Energy for Creativity is an initiation of design exhibitions, conferences and architectural installations that are run by the University of Milan and organised by Interni Magazine and Mondadori. It forms part of the Milan Design Week 2015 which ended one month ago with yet again significant performance, showcasing worldwide innovation in the world of design. Irori is one of the designs that were fabricated and presented during the third week of April 2015, and it has been designed by the highly rated Japanese architect Kengo Kuma in collaboration with Kitchenhouse. Irori is a new type of kitchen space that, according to the architect, represents a new way of living. Kuma stated upon his design, “As your life expands and contracts, so does the kitchen.”
This highly sophisticated installation is another example of Kuma’s subtle, sensible and detailed work. Irori it is essentially a soft white tunnel measuring 13 meters long and 5 meters wide. It is made out of a special kind of vulcanised paper having greater rigid properties than normal paper while maintaining a level of softness.

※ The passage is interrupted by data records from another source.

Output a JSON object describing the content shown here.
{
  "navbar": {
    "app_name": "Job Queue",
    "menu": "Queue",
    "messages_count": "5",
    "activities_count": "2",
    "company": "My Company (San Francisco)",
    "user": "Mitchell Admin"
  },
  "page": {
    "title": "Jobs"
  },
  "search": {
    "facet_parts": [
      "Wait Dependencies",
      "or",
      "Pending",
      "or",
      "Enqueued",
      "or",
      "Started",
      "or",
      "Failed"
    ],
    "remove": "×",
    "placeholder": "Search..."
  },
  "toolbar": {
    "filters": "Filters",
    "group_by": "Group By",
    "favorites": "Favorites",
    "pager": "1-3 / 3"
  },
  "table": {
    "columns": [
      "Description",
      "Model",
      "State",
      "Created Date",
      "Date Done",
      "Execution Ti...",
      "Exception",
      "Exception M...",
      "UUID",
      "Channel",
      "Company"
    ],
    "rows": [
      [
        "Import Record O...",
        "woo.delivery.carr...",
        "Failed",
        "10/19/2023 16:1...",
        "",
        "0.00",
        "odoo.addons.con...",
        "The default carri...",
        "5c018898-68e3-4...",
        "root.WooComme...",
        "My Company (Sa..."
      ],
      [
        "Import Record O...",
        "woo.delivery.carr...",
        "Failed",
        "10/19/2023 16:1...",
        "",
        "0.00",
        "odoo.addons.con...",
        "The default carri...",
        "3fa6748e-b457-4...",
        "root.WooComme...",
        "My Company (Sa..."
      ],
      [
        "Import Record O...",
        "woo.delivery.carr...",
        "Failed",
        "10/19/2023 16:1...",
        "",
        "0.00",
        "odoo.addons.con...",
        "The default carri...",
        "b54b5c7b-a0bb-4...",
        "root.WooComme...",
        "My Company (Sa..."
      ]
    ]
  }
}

The material is just 1mm thick and has been twisted, joined and stretched to form this tunnelled pure white cocoon.
The almost floating cocoon acts as an enclosure and shelter for the Irori Kitchen, which is comprised of a kitchen and living-room system, both made out of abstract steel tubes and bamboo panels. The materials turn the space into a kitchen that has never been seen before. The space is extremely flexible as the light materials and detailed design allow for the fixtures to be configured accordingly. Table, bench and shelves can be subtracted or added from the original configuration depending on individual private will.
According to the architect, the design was firstly thought to be made out of rice paper, but this option seemed extremely soft and fragile and was not suitable for the purpose of this work. Even after the Design Week, the question of whether the white cocoon is able to withstand external climatic conditions is still not answered. I suppose some formal experimentation will prove this new typology.
The kitchen is a complex and diverse space where the activity is not purely controlled by the design and typology of it. Because cooking is a habitual activity that takes place in every different kind of kitchen. It is great to look at this model of a kitchen which does not really resembles the image of a kitchen that most of us have in our mind. This particular model can prove to be radical in the way we design for food in the future, and what the architect reminds us here is that a kitchen is not just the appliances and fixtures, but also the space surrounding it. Its cover and envelope that keeps all the fascinating smells and actions inside.
By: Andreas Leonidou